Can you imagine going to your local mortgage lender with this scheme? You would be asking your banker to lend you large amounts of cash, for you to invest in the equities market, so that you could give away the investment earnings. The deal would use your neighbors’ property and future earnings to secure the mortgage, as well as requiring them to pay the principle and interest on the loans.

Further, the deal would allow you to borrow even more money if your investments did not work out. Of course, those additional loans would be secured and paid for by your neighbors. Finally, the deal would allow you to spend the borrowed money on needful things in the event of a family emergency. Your neighbors would still be obligated to pay the debt service.

I believe that your banker would laugh you all the way to the sidewalk! He might even suggest that you seek mental health counselling.

The cost to service Oregon’s existing debt is an equally compelling reason for Oregon voters to reject Ballot Measure 86. Principle and interest payments on existing debt already comprise the fourth largest component of our biennial budgets.

A series of previous amendments to Article XI of the Oregon Constitution has empowered the Legislature to incur debt through the sale of General Obligation Bonds. Thankfully, the total amount of debt authorized greatly exceeds the actual amount of money borrowed. Fiscal leaders have been successful in counselling the Legislature to cap its General Obligation Bond borrowing so that no more than 5 percent of the General Fund is required to pay the principle and interest on the accumulated debt. Nonetheless, our current biennial debt service on General Obligation Bonds is about $750 million.

The Legislature has chosen to authorize the sale of revenue bonds secured by the future income streams from both the Oregon Lottery and Oregon transportation fuel taxes, licenses and registrations.

The sale of Lottery Revenue Bonds is unofficially capped so that the principle and interest on outstanding bonds will not exceed one fourth of the state lottery revenue. Our current biennial debt service on Lottery Revenue Bonds is about $250 million. Regrettably, it is my understanding that legislative leadership and the state Treasurer have chosen to implement some “creative financing,” such as interest-only payments, in order to remain under that 25 percent cap.

The Legislature has shown little restraint in the sale of highway revenue bonds. For the past dozen years, it has borrowed money through highway revenue bond sales to build highway infrastructure that could not be paid for with current sources of income. According to the Oregon Department of Transportation, the biennial principle and interest on those outstanding bonds exceeds $550 million. This debt load will seriously impede ODOT’s ability to maintain our state highways into the foreseeable future.

The total biennial principle and interest on just these three forms of Oregon debt exceed $1.5 billion. To put that amount of money into perspective, it exceeds the entire budget for the Oregon Department of Corrections.

Oregon elected leaders must learn to limit their spending to what the taxpayers can afford to pay. Our budgets are in disarray, much like a family that has not learned to live within its means. The untenable state debt was created by past Legislatures by continuing to borrow money to pay for things and programs that the taxpayers could not afford.
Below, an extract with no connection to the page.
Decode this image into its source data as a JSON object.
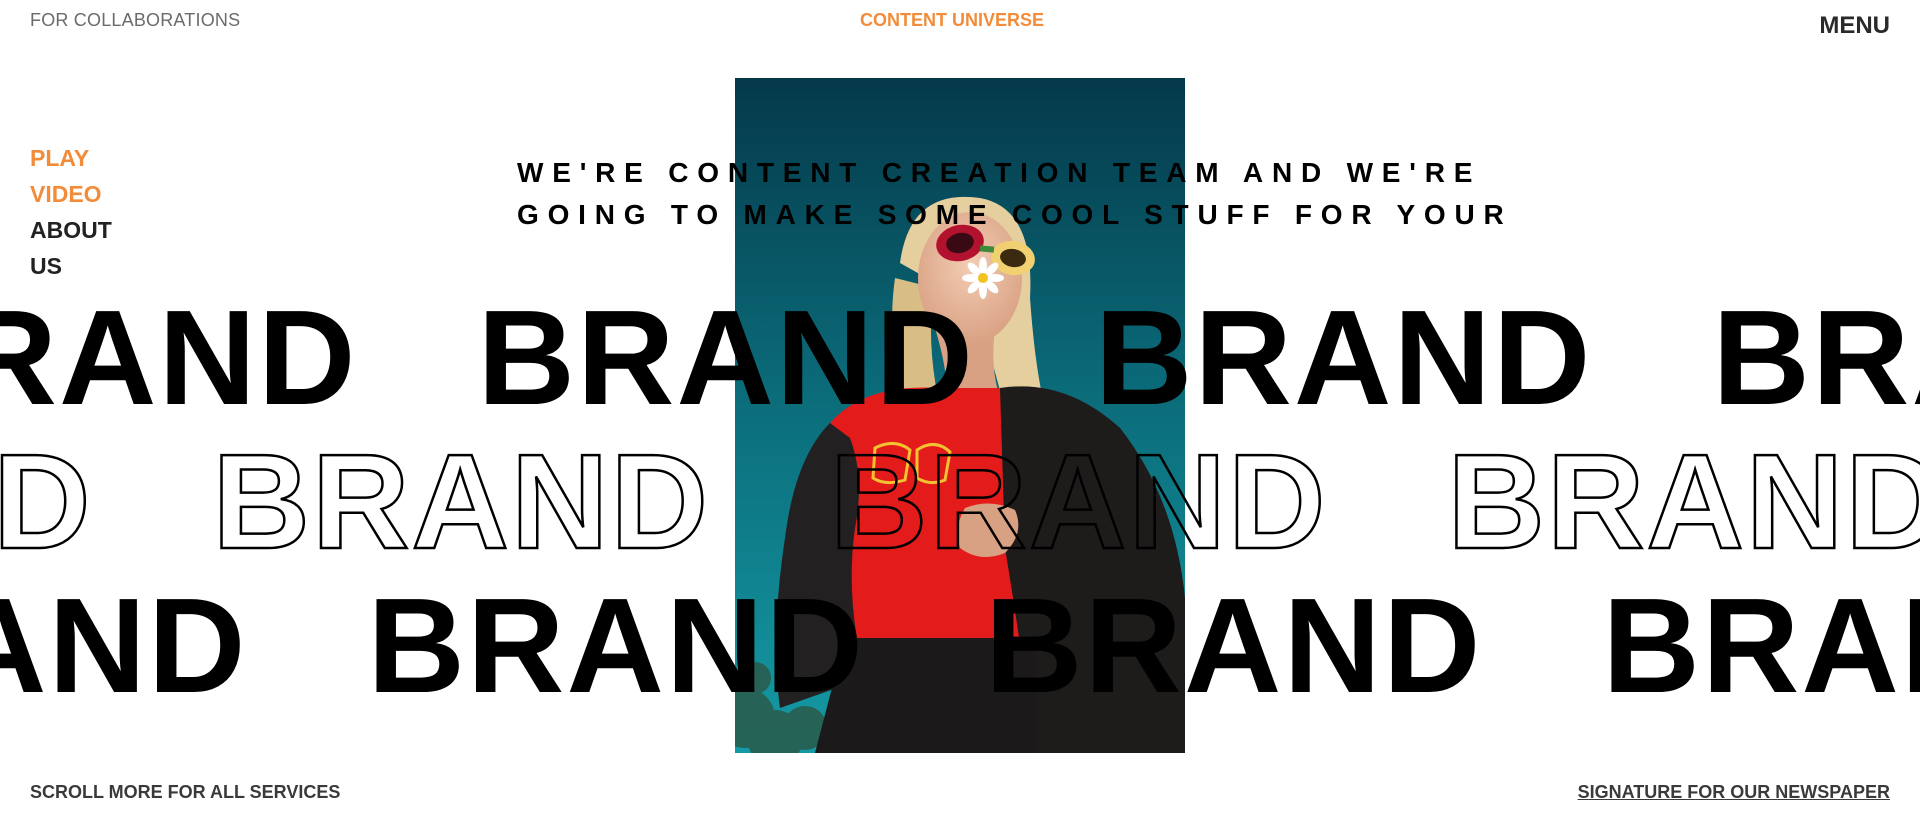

Ballot Measure 86 represents yet another liberal progressive plan to spend other peoples’ money. I hope that Oregon voters will soundly reject this very bad idea on November 4th.

Senator Doug Whitsett is the Republican state senator representing Senate District 28 – Klamath Falls